But material and customization facility are only part of the story. The power in the new design came from an asymmetric stirrup of super-stiff material that ran up into the cuff and wrapped under the heel.  Every shell size had its own specific left and right Coreframes, so all components meshed perfectly.  The 100mm last was raised 2mm over the instep; if more room were required, the entire cuff was Custom Shell, i.e., expandable by up to 5mm around the ankle.  The S/Pro liner was redesigned to move all seams away from critical fit zones.  

Since the debut of Custom Fit, Salomon has depended on its ability to expand shell volume to handle wide feet. Finally, in 2021 it added a wide chassis, the S/Pro HV, to its Alpine fleet. All the features that make S/Pro work so well for medium-volume feet are now available to those unfortunates with flippers for feet.

Not all brands – or veteran bootfitters – are fans of heat-molding shells. (BTW, everybody’s liners are heat-moldable, without exception.) Yet it’s hard for this observer and practitioner to see how the conscientious application of this technology is anything but beneficial. It won’t solve all boot-fit and/or stance problems, nor will it solve world hunger, but it sure solves any routine fit issues.

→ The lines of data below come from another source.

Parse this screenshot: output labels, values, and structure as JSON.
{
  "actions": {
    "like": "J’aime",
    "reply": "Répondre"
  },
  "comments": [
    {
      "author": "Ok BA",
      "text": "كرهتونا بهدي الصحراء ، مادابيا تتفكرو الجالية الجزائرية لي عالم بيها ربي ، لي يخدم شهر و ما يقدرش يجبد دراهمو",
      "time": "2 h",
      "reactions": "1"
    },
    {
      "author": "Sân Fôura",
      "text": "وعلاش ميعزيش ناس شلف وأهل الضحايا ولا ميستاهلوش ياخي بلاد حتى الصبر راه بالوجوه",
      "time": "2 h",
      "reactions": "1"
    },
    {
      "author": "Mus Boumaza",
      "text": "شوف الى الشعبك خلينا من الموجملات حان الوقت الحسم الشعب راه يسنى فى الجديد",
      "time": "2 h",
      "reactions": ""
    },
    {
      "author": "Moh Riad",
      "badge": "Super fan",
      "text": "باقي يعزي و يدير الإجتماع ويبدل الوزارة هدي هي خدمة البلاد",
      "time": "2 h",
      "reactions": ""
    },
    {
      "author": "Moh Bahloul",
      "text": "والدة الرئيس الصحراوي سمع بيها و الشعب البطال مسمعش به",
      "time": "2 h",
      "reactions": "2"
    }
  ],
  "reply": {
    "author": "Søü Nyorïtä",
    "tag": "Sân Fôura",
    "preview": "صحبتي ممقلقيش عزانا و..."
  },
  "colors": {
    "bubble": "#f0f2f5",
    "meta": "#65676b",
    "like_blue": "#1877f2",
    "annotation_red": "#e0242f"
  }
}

Salomon isn’t a core backcountry boot brand like Scarpa or Black Diamond so it has no inherent cachet with the BC crowd, but Salomon doesn’t enter a category to be average and does the necessary research to break fast from the gate. It was only a few seasons ago that Salomon got serious about backcountry with MTN Lab; now its S/Lab MTN models are industry benchmarks. For 2021, Salomon adapted its S/Pro last and shell design to the touring market, creating the Shift Pro AT collection.  With GripWalk soles, tech inserts, Surelock hike mode and weighing only 1.67kg, it behaved like an AT boot going uphill and like an Alpine boot on descent. 

In 2023, Salomon continues its assault on the touring market with the S/Lab MTN Summit, conceived with environmental sustainability in mind. Along with two new flagship Alpine models – S/Pro Alpha 130 EL and Shift Pro 130 – the S/Lab MTN Summit comes in a unisex size range that begins at a genuine size 22.  

For in-resort Alpine skiers, the latest and greatest in 2023 will be the S/Pro Alpha 130.  The 98mm-lasted shell is still a four-buckle overlap design, but its walls are thinner, particularly over the instep, where the forefoot buckles have been re-positioned both to improve heel hold and mitigate pressure over the cuneiforms. This important change in shell structure has also been applied to the new S/Race2 140 WC, whose lightweight design challenges conventional wisdom about material stiffness in race boots.  Part of the customization package on both flagship Alpine designs is a detachable tongue that puts the finishing touches on total personalization.

2024 Salomon S/Pro Supra BOA 120

2024 Salomon S/Pro Supra BOA 105 W

2024 Salomon S/Pro Alpha 130

2024 Salomon Shift Pro 110 W